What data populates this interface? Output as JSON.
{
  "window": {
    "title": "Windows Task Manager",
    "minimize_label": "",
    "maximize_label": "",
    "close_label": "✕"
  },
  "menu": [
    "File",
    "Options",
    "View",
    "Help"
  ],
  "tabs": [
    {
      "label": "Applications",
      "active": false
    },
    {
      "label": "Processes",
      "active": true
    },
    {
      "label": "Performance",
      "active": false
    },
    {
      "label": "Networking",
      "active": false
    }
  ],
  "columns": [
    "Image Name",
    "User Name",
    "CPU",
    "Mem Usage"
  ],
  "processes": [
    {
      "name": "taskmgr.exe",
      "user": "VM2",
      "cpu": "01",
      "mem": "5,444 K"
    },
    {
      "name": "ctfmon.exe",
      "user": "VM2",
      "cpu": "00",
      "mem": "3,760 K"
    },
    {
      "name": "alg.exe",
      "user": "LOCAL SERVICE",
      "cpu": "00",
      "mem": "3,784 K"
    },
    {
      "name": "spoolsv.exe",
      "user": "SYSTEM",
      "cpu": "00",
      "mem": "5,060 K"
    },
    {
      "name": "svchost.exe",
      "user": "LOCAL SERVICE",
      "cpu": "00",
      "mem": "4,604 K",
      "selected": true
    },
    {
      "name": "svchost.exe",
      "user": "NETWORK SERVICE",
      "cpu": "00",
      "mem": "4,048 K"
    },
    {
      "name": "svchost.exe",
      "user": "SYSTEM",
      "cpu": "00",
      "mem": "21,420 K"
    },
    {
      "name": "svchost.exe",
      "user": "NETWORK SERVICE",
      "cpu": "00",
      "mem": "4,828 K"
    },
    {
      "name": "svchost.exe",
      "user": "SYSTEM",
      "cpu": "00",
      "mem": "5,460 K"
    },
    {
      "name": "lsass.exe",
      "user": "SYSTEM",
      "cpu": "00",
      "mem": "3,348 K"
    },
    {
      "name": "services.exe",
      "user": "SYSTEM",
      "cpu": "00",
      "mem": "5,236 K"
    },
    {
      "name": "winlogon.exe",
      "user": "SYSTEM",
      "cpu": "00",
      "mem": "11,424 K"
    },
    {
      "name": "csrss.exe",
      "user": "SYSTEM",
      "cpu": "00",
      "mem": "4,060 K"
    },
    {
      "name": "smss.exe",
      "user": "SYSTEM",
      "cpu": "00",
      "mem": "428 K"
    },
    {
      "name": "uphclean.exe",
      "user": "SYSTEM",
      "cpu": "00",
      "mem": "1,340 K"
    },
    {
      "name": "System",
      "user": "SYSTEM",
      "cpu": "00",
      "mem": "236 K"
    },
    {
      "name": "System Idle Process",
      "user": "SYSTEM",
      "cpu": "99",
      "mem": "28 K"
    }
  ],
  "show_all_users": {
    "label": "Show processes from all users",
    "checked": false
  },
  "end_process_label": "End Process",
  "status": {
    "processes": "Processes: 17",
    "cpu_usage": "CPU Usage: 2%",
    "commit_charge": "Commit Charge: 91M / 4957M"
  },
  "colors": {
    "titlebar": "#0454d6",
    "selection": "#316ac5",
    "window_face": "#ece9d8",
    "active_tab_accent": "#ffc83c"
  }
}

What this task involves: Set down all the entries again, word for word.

Solution to this problem:
What data populates this interface? Output as JSON.
{
  "window": {
    "title": "Windows Task Manager",
    "minimize_label": "",
    "maximize_label": "",
    "close_label": "✕"
  },
  "menu": [
    "File",
    "Options",
    "View",
    "Help"
  ],
  "tabs": [
    {
      "label": "Applications",
      "active": false
    },
    {
      "label": "Processes",
      "active": true
    },
    {
      "label": "Performance",
      "active": false
    },
    {
      "label": "Networking",
      "active": false
    }
  ],
  "columns": [
    "Image Name",
    "User Name",
    "CPU",
    "Mem Usage"
  ],
  "processes": [
    {
      "name": "taskmgr.exe",
      "user": "VM2",
      "cpu": "01",
      "mem": "5,444 K"
    },
    {
      "name": "ctfmon.exe",
      "user": "VM2",
      "cpu": "00",
      "mem": "3,760 K"
    },
    {
      "name": "alg.exe",
      "user": "LOCAL SERVICE",
      "cpu": "00",
      "mem": "3,784 K"
    },
    {
      "name": "spoolsv.exe",
      "user": "SYSTEM",
      "cpu": "00",
      "mem": "5,060 K"
    },
    {
      "name": "svchost.exe",
      "user": "LOCAL SERVICE",
      "cpu": "00",
      "mem": "4,604 K",
      "selected": true
    },
    {
      "name": "svchost.exe",
      "user": "NETWORK SERVICE",
      "cpu": "00",
      "mem": "4,048 K"
    },
    {
      "name": "svchost.exe",
      "user": "SYSTEM",
      "cpu": "00",
      "mem": "21,420 K"
    },
    {
      "name": "svchost.exe",
      "user": "NETWORK SERVICE",
      "cpu": "00",
      "mem": "4,828 K"
    },
    {
      "name": "svchost.exe",
      "user": "SYSTEM",
      "cpu": "00",
      "mem": "5,460 K"
    },
    {
      "name": "lsass.exe",
      "user": "SYSTEM",
      "cpu": "00",
      "mem": "3,348 K"
    },
    {
      "name": "services.exe",
      "user": "SYSTEM",
      "cpu": "00",
      "mem": "5,236 K"
    },
    {
      "name": "winlogon.exe",
      "user": "SYSTEM",
      "cpu": "00",
      "mem": "11,424 K"
    },
    {
      "name": "csrss.exe",
      "user": "SYSTEM",
      "cpu": "00",
      "mem": "4,060 K"
    },
    {
      "name": "smss.exe",
      "user": "SYSTEM",
      "cpu": "00",
      "mem": "428 K"
    },
    {
      "name": "uphclean.exe",
      "user": "SYSTEM",
      "cpu": "00",
      "mem": "1,340 K"
    },
    {
      "name": "System",
      "user": "SYSTEM",
      "cpu": "00",
      "mem": "236 K"
    },
    {
      "name": "System Idle Process",
      "user": "SYSTEM",
      "cpu": "99",
      "mem": "28 K"
    }
  ],
  "show_all_users": {
    "label": "Show processes from all users",
    "checked": false
  },
  "end_process_label": "End Process",
  "status": {
    "processes": "Processes: 17",
    "cpu_usage": "CPU Usage: 2%",
    "commit_charge": "Commit Charge: 91M / 4957M"
  },
  "colors": {
    "titlebar": "#0454d6",
    "selection": "#316ac5",
    "window_face": "#ece9d8",
    "active_tab_accent": "#ffc83c"
  }
}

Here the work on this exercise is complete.